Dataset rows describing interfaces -
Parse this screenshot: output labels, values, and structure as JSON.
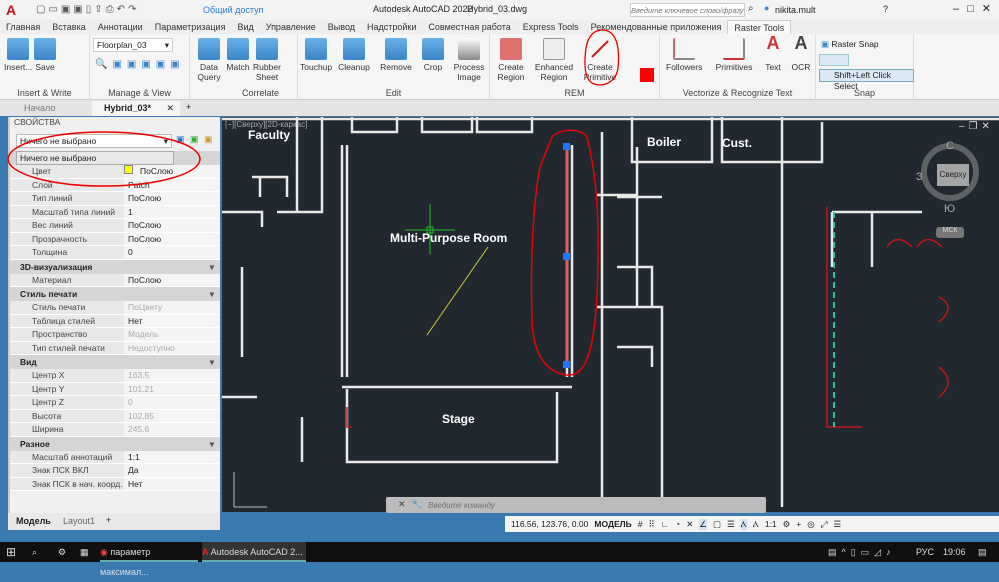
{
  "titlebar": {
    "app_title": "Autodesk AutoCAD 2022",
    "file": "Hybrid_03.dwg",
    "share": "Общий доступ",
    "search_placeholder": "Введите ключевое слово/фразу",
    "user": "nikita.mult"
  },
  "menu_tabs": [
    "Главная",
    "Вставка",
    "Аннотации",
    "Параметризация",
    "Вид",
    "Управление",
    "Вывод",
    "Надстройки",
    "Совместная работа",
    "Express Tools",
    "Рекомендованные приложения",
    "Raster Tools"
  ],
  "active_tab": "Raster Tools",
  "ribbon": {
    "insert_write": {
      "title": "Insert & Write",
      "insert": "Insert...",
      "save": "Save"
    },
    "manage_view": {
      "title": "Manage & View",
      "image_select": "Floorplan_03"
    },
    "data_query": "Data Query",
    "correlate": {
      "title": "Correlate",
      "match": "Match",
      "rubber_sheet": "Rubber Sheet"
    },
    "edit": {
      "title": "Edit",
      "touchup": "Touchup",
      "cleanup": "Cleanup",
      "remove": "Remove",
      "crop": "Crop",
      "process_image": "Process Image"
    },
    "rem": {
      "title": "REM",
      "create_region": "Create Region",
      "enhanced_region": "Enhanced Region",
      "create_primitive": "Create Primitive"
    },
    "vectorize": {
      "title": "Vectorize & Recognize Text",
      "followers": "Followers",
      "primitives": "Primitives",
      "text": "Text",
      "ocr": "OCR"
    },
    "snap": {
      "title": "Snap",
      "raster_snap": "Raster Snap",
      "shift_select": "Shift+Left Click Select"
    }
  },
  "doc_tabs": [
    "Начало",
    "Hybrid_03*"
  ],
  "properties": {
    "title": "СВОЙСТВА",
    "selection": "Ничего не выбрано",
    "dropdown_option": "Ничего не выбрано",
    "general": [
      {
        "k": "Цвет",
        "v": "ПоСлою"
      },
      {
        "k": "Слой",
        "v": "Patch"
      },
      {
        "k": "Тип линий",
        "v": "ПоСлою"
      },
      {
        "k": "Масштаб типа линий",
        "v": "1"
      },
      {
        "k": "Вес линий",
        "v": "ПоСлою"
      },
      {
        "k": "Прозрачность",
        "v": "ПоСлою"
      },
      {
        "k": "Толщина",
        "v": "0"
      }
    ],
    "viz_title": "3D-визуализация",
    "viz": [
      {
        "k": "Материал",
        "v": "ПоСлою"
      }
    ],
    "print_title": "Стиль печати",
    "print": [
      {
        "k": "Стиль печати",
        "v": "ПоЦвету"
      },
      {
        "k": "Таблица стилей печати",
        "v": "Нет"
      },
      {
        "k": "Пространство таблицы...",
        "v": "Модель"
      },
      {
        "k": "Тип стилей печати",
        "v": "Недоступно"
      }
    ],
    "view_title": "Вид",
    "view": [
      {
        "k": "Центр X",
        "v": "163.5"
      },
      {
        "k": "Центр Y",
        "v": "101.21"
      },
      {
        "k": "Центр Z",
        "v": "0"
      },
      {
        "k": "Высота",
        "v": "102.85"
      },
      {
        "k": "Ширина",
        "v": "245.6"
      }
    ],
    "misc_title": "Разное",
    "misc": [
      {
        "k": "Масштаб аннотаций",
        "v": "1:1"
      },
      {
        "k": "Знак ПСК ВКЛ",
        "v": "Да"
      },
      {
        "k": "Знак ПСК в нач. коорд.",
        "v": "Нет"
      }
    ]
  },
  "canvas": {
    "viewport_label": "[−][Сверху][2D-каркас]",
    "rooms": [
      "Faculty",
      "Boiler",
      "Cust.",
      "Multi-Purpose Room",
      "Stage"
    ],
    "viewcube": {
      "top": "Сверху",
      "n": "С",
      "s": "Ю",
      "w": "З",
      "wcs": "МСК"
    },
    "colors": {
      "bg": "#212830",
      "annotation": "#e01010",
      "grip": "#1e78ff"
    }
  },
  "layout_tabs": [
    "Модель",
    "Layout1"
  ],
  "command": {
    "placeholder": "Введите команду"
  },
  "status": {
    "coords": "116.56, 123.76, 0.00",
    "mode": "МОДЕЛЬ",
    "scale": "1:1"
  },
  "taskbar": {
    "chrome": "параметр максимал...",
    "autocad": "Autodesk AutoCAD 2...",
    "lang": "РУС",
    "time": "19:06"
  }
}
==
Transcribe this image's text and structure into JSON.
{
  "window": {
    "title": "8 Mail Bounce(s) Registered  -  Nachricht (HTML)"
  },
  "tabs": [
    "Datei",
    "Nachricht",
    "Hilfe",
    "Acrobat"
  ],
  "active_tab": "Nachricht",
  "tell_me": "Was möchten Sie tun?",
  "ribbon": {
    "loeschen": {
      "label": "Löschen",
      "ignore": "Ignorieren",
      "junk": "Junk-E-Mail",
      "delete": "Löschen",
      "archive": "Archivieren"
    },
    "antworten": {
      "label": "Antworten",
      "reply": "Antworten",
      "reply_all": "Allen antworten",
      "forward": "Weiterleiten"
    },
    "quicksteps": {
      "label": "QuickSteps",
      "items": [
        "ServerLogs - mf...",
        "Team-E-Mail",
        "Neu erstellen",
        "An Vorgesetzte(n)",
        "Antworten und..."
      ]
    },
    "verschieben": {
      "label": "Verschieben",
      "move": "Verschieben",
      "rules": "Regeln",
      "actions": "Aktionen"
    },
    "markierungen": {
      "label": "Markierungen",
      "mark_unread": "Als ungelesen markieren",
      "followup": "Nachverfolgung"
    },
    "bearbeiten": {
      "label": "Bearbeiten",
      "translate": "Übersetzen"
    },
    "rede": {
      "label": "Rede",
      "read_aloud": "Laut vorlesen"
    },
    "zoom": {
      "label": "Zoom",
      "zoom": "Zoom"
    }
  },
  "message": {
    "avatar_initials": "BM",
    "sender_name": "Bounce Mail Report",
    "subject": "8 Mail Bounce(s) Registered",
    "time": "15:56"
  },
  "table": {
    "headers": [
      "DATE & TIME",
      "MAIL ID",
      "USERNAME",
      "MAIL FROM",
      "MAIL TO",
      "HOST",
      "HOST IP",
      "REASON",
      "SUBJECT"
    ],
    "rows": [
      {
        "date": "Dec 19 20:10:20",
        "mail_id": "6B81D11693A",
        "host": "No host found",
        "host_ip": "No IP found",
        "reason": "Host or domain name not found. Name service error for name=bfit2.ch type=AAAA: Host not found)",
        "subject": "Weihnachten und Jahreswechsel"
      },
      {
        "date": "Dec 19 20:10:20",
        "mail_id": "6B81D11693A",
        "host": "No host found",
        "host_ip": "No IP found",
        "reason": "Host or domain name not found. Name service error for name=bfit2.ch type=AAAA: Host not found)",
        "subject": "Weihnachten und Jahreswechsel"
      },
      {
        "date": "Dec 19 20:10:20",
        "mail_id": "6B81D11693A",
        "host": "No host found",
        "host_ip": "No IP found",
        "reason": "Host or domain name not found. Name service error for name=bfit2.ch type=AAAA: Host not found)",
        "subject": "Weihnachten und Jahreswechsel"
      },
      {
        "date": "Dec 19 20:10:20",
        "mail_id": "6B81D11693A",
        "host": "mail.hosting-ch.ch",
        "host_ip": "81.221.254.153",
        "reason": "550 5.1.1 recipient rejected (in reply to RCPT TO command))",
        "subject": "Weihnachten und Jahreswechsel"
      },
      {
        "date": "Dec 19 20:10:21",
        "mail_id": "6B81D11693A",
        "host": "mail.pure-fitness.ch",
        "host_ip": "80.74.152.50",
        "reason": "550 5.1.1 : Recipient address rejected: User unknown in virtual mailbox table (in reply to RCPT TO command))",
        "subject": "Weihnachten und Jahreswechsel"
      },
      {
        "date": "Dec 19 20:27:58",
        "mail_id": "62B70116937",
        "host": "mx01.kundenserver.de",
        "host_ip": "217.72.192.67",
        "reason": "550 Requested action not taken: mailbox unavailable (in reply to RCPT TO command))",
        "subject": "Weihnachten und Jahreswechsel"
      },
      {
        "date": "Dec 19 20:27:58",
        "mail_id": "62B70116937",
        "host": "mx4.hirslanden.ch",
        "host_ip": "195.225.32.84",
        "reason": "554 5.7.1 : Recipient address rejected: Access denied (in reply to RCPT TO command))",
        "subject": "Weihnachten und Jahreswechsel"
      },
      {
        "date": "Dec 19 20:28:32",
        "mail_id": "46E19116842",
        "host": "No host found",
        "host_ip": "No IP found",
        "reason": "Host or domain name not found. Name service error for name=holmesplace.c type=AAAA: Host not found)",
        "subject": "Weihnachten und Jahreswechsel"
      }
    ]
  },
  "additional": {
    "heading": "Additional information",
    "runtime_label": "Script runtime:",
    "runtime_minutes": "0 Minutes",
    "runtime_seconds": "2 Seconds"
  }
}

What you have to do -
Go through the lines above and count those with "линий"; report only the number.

Answer -
3